Experimental amateur-built aircraft crash more often than those assembled in a factory. The Australian Transport Safety Bureau found that, when compared to factory-built aircraft used in similar flight operations, amateur-built aircraft crash three times as often.  Our own National Transportation Safety Board studied the amateur-built accident rates and made similar findings.Victoria Vabre photo

One might expect that, because they are built by an amateur, an experimental aircraft’s wings would tend to fall off more often than those of a factory-built aircraft.  But that doesn’t seem to be the case. Most experimental aircraft are structurally sound.  Rather, according to NTSB data, the biggest issue is engine failure, often because of fuel flow problems.

And that’s exactly what brought down an experimental Van’s RV-10 aircraft in Toledo, Oregon, in June 2014.  The aircraft lost power on takeoff, killing the pilot and his 4 year-old passenger.  The NTSB concluded the engine failed because it wasn’t getting fuel.  Investigators found broken fragments of sealant in the aircraft’s fuel line where, of course, it wasn’t supposed to be.   
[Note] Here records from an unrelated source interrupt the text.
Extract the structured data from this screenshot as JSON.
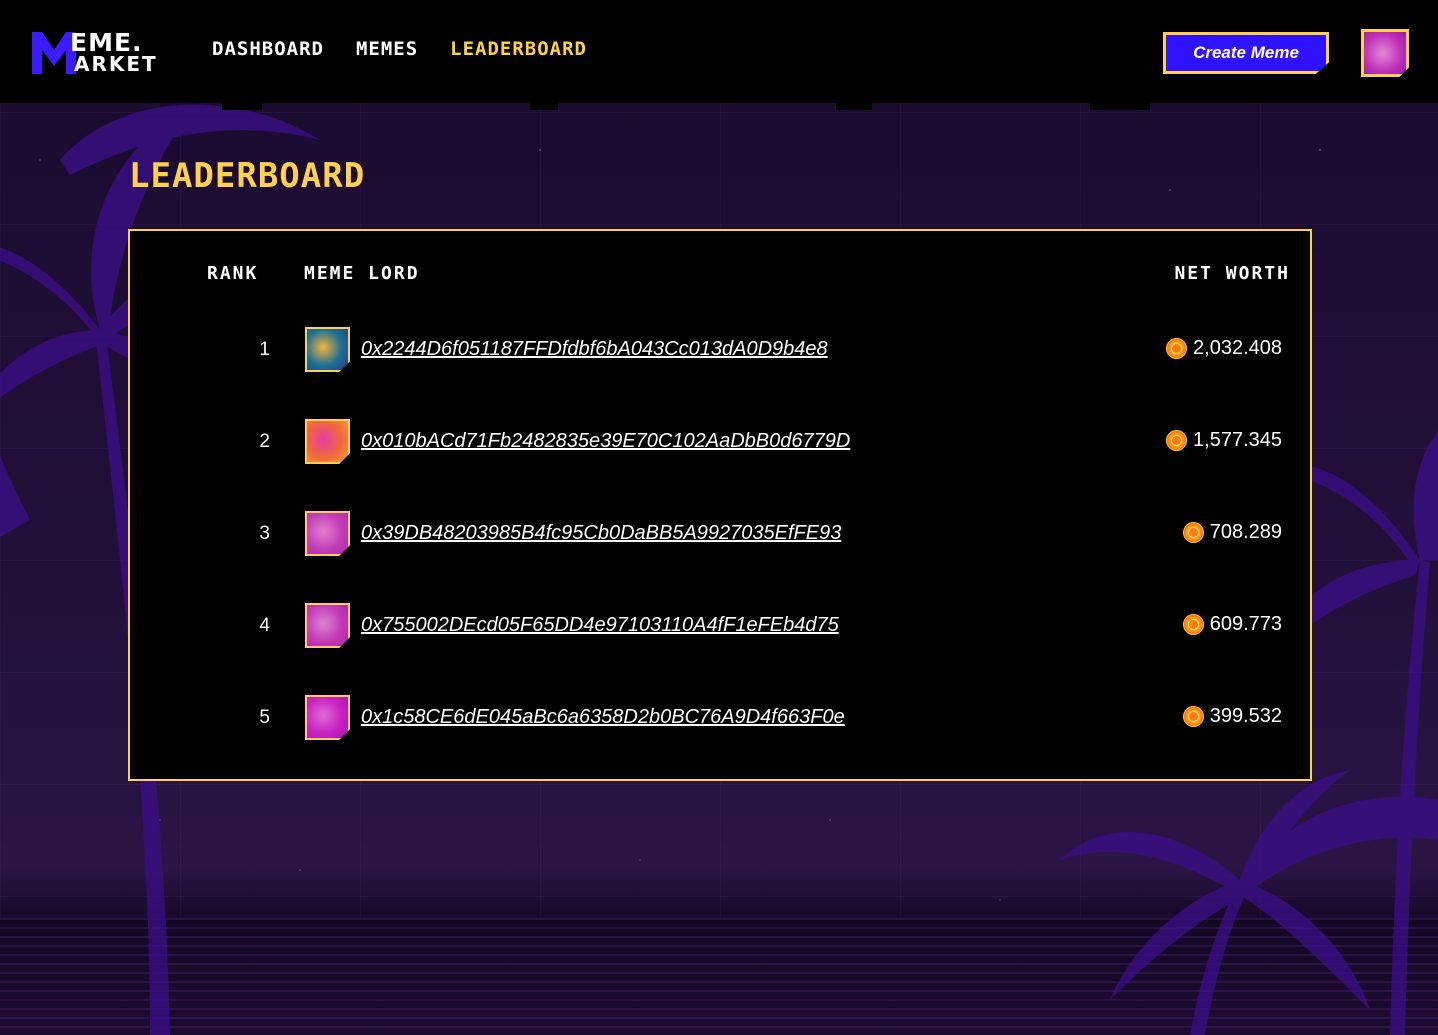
{
  "brand": {
    "logo_line1": "EME.",
    "logo_line2": "ARKET",
    "colors": {
      "accent": "#ffd14f",
      "primary": "#2f12ff",
      "bg": "#1e0e33"
    }
  },
  "nav": {
    "items": [
      {
        "label": "Dashboard",
        "active": false
      },
      {
        "label": "Memes",
        "active": false
      },
      {
        "label": "Leaderboard",
        "active": true
      }
    ]
  },
  "header": {
    "create_label": "Create Meme",
    "avatar_icon": "user-avatar-icon"
  },
  "page": {
    "title": "Leaderboard"
  },
  "table": {
    "columns": {
      "rank": "Rank",
      "lord": "Meme Lord",
      "worth": "Net Worth"
    },
    "coin_icon": "coin-icon",
    "rows": [
      {
        "rank": "1",
        "address": "0x2244D6f051187FFDfdbf6bA043Cc013dA0D9b4e8",
        "worth": "2,032.408",
        "thumb_colors": [
          "#f2b33a",
          "#1d6f95",
          "#2a3d80"
        ]
      },
      {
        "rank": "2",
        "address": "0x010bACd71Fb2482835e39E70C102AaDbB0d6779D",
        "worth": "1,577.345",
        "thumb_colors": [
          "#e63ca6",
          "#f06a3a",
          "#f4a23c"
        ]
      },
      {
        "rank": "3",
        "address": "0x39DB48203985B4fc95Cb0DaBB5A9927035EfFE93",
        "worth": "708.289",
        "thumb_colors": [
          "#e27fd0",
          "#c23db6",
          "#b02aa8"
        ]
      },
      {
        "rank": "4",
        "address": "0x755002DEcd05F65DD4e97103110A4fF1eFEb4d75",
        "worth": "609.773",
        "thumb_colors": [
          "#d984d1",
          "#c43ab8",
          "#b320a8"
        ]
      },
      {
        "rank": "5",
        "address": "0x1c58CE6dE045aBc6a6358D2b0BC76A9D4f663F0e",
        "worth": "399.532",
        "thumb_colors": [
          "#e06bd6",
          "#c622c0",
          "#ad14a9"
        ]
      }
    ]
  }
}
There are no statistics on how often the companies who sell kits get sued, but it’s hardly ever.  After all, who is responsible for the defect in the aircraft’s manufacture or design that caused the crash? The company who sold the kit?  Or the guy who spent several years putting the kit together in his garage?  While some builders follow the kit maker’s directions to the letter, many do not, taking it upon themselves to modify at least some portion of the aircraft. That’s allowed by regulations and seems to be part of the fun of building the aircraft.  For example, John Denver was killed years ago when the amateur-built aircraft he was piloting crashed off the California coast.  The amateur who put the kit together thought he had a better way of doing it and installed the aircraft fuel valve in a place other than as recommended by the kit’s seller.  The NTSB ultimately determined that it was that modification that led to the crash. 

But even if the victim’s lawyer proves it was the kit maker, and not the builder, who was responsible for the defect, few kit makers carry insurance.  That means a verdict against the aircraft company may be impossible to collect.
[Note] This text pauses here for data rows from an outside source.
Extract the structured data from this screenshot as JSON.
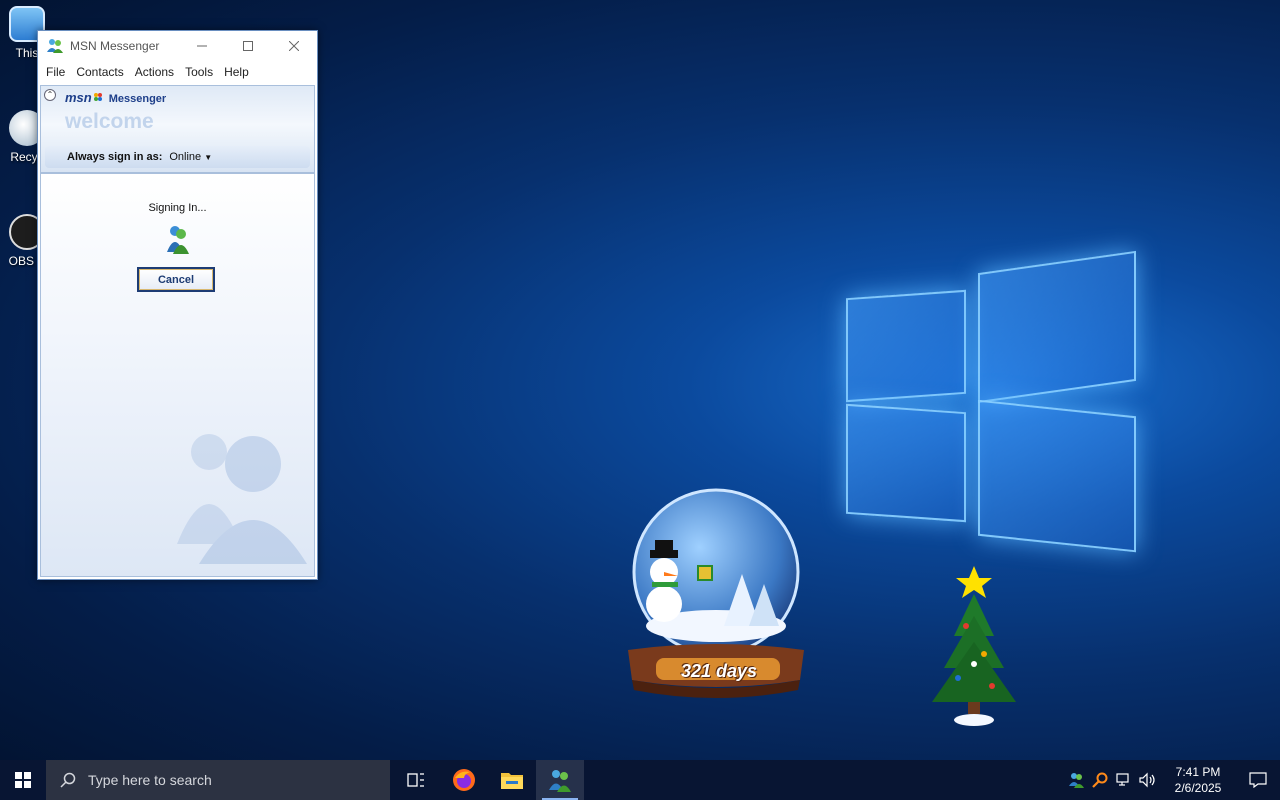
{
  "desktop": {
    "icons": [
      {
        "label": "This"
      },
      {
        "label": "Recyc"
      },
      {
        "label": "OBS S"
      }
    ]
  },
  "msn_window": {
    "title": "MSN Messenger",
    "menu": [
      "File",
      "Contacts",
      "Actions",
      "Tools",
      "Help"
    ],
    "brand_msn": "msn",
    "brand_messenger": "Messenger",
    "welcome": "welcome",
    "signin_label": "Always sign in as:",
    "signin_status": "Online",
    "signing_text": "Signing In...",
    "cancel_label": "Cancel"
  },
  "widget": {
    "countdown": "321 days"
  },
  "taskbar": {
    "search_placeholder": "Type here to search",
    "time": "7:41 PM",
    "date": "2/6/2025",
    "pinned": [
      "task-view",
      "firefox",
      "file-explorer",
      "msn-messenger"
    ]
  },
  "colors": {
    "taskbar_bg": "#081533",
    "msn_blue": "#1e3f8a",
    "desktop_glow": "#1a6fd0"
  }
}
Despite the hurdles, the family of the girl killed in the Toledo crash has filed suit against Van’s Aircraft Inc., blaming it for exploiting FAA “loopholes” that allow it to sell aircraft  that have not been properly tested and are thus unproven and unsafe.  The suit goes on to allege that

Not only are Van’s aircraft designs untested and unsafe, but its assembly instructions are also inadequate and unsafe.

The suit goes on to allege that the fuel flow transducer that Van’s supplied with the kit was dangerous because it was not capable of dealing with a blockage, as would be required of on a fuel flow transducer mounted on a factory-built aircraft.

We can expect Van’s to argue that their experimental aircraft are just that – experimental.  They are not intended to have all the safety features included with factory-built aircraft.  That is why the word “experimental” is required by law to be prominently displayed inside each one.  

  • John

    Another evidence of our out of control lawsuit industry. By the standard of this lawsuit, NO industry could long survive. Why? Because even with no fault by the mfgr., (with the NTSB finding of user caused fuel line blockage) the suit would fatally wound this mfgr. With ruinous damage awards. And NO industry has 0 occurrences of SOME problem, including those entirely due to the user. Properly adhjucated, this would be immediately dismissed as having no merit. But of course, our legal system welcomes any and ever expanding grounds for suits. Trial lawyers and their supporters in congress see to it no effective tort reform happens.

  • Robert Clevenger

    As with all pilots, I feel for anyone who loses their life pursuing the dream of flight, especially when the life is so young. Having said that, I believe there are those in todays society whose beliefs are a little out of balance, as with the party who brought this lawsuit. Suing Vans Aircraft for an issue that was caused by the builder of the aircraft is like suing Ford, Chevrolet, Dodge, or any other car builder for a crash that was caused by an owner who chose to modify his/her vehicle or to operate it at unsafe or un-designed speeds. Wake up America, not everything is someone else’s fault.

  • John Mueller

    Can anyone recommend a good patent attorney for a vtol aircraft I am working on?
    Thank You,
    John Mueller.

  • Marv Miniely

    Would it be possible for a group of Van’s RV owners to sue the person sueing Van’s for making their airplanes unsafe by threatening the existence of Van’s Aircraft?

  • Tim Cramb

    ctions like these would’ve kept the Wright Brothers on the Ground…In Crashes Passenger Insurance should eliminate Lawsuit Actions…”Unless” some Blatant Undeniable Negligence. NTSB found this builder using RTV in Fuel Systems. Come-on whether you build Cars boats or Aircraft any Dummy Knows RTV and Fuel Systems are a Bad mix. Poor Judgement by both parties A/C Owner and Parent…These are Experimental Aircraft use at your Own RISK….Iam truly Sorry for their Loss, losing a Beautiful little 4yr old Girl is incomprehensible…Losing an A/C Manufacturer over this is the same….